Day Two
The next day I received a reply from a different customer support person. The email started:

I understand the inconvenience you have experienced. Please be assured that I will do my best in assisting you with this issue.

I was told the program was causing problems, my case had been escalated and someone would call me in 24 to 48 hours.

Day Five
Still waiting, I wrote back saying it had been over 85 hours and my problem needed to be resolved. Later that day I got a reply from a new support person saying:

I see that we’ve had a great deal of correspondence on this issue already and I’d like to apologize for the time and energy you have expended in an attempt at resolution. I want to assure you that I recognize your frustration and am committed to helping you resolve this matter.

I was told, again, my case had been escalated and someone would call me in 24 to 48 hours.

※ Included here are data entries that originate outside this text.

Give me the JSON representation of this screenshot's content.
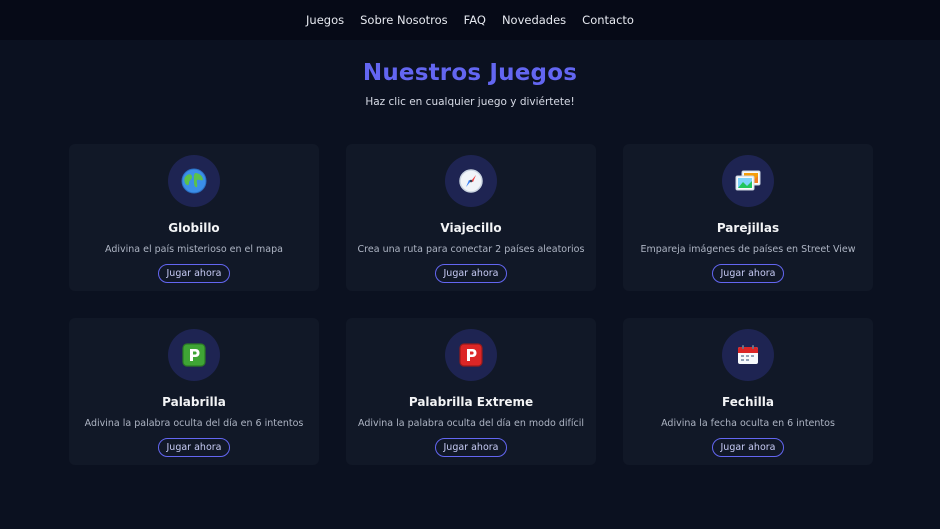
{
  "nav": {
    "items": [
      "Juegos",
      "Sobre Nosotros",
      "FAQ",
      "Novedades",
      "Contacto"
    ]
  },
  "header": {
    "title": "Nuestros Juegos",
    "subtitle": "Haz clic en cualquier juego y diviértete!"
  },
  "colors": {
    "accent": "#6366f1",
    "background": "#0b1120",
    "card": "#111827"
  },
  "games": [
    {
      "title": "Globillo",
      "desc": "Adivina el país misterioso en el mapa",
      "button": "Jugar ahora",
      "icon": "globe-icon"
    },
    {
      "title": "Viajecillo",
      "desc": "Crea una ruta para conectar 2 países aleatorios",
      "button": "Jugar ahora",
      "icon": "compass-icon"
    },
    {
      "title": "Parejillas",
      "desc": "Empareja imágenes de países en Street View",
      "button": "Jugar ahora",
      "icon": "pictures-icon"
    },
    {
      "title": "Palabrilla",
      "desc": "Adivina la palabra oculta del día en 6 intentos",
      "button": "Jugar ahora",
      "icon": "green-p-icon"
    },
    {
      "title": "Palabrilla Extreme",
      "desc": "Adivina la palabra oculta del día en modo difícil",
      "button": "Jugar ahora",
      "icon": "red-p-icon"
    },
    {
      "title": "Fechilla",
      "desc": "Adivina la fecha oculta en 6 intentos",
      "button": "Jugar ahora",
      "icon": "calendar-icon"
    }
  ]
}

Day Nine
I sent a terse reply saying I was furious and wanted some help. I also mentioned I was ready to cancel my account.

Later that day I received a reply from yet another support person saying:

I can imagine how frustrated you must be. I guess I would’ve felt the same as you, if this had happened to me.

It is certainly not our intension for our customers to have anything but a pleasant experience with XXXXXX.

Let me assure you that what happened in your case is not typical of XXXXXX’s level of customer service. We continue to be committed to providing you and all of our customers with the highest standards of service in the industry. I apologize, if we failed to meet your expectations.

The note goes on to say someone had tried to reach me but they had the wrong number. They quoted my number on file, which happened to be correct. They requested a convenient date and time to phone me along with a primary phone number and an alternate phone number.

I suggested a phone call between the hours of 12:00 noon and 5:00 pm would be ideal. I reminded them I lived in Western Australia. I provided two phone numbers and a request to contact me as soon as possible.

Day Ten
I get a reply from ANOTHER support person saying:

I understand the inconvenience you have experienced. Please be assured that I will do my best in assisting you with this issue.

They go on to say I could expect a phone call within 24 to 48 hours. While all the platitudes have sounded like they were written by the same person, this sentence was exactly the same one used by the Day Two support person.

Day Thirteen
My phone rings at 6:45 am. It was the promised call from the supervisor. I explained it was extremely early, I was walking out the door to an all-day conference and wouldn’t be available until the next day. I requested, again, that someone phone me between the hours of 12:00 noon and 5:00 pm

Day Seventeen
I purchase a competitive product.

Day Eighteen
My phone rings at 2:23 am. It was the promised call from the supervisor.

Where Did it All Go Wrong?

  • No one owned the problem. Every communication from the company came from a different person. I certainly got the impression of being on the customer service treadmill.
  • The sympathetic beginning to every reply was rendered ineffective by the broken English used in the rest of the letter.
  • Every promised deadline was missed, telling me there was no sense of urgency.
  • My details were correct but I was told they weren’t.
  • The obvious lack of attention to international time zones is inexcusable for a product with global brand presence.

In Summary
I really liked my anti-virus software and was willing to work through a problem. I spent 20 years in the software industry and understand bugs infiltrate even the best products. I’m currently using a different anti-virus product I don’t like as much. Due to shoddy customer service, I have been left with no alternative.

The Take Away
When you pay lip service instead of providing customer service, expect to lose business even from long-term, loyal customers.

How does poor customer service provoke you?

Related Post:
Is Your Customer Service a Thinly Veiled Sales Job?

*photo courtesy of vlima.com at www.flickr.net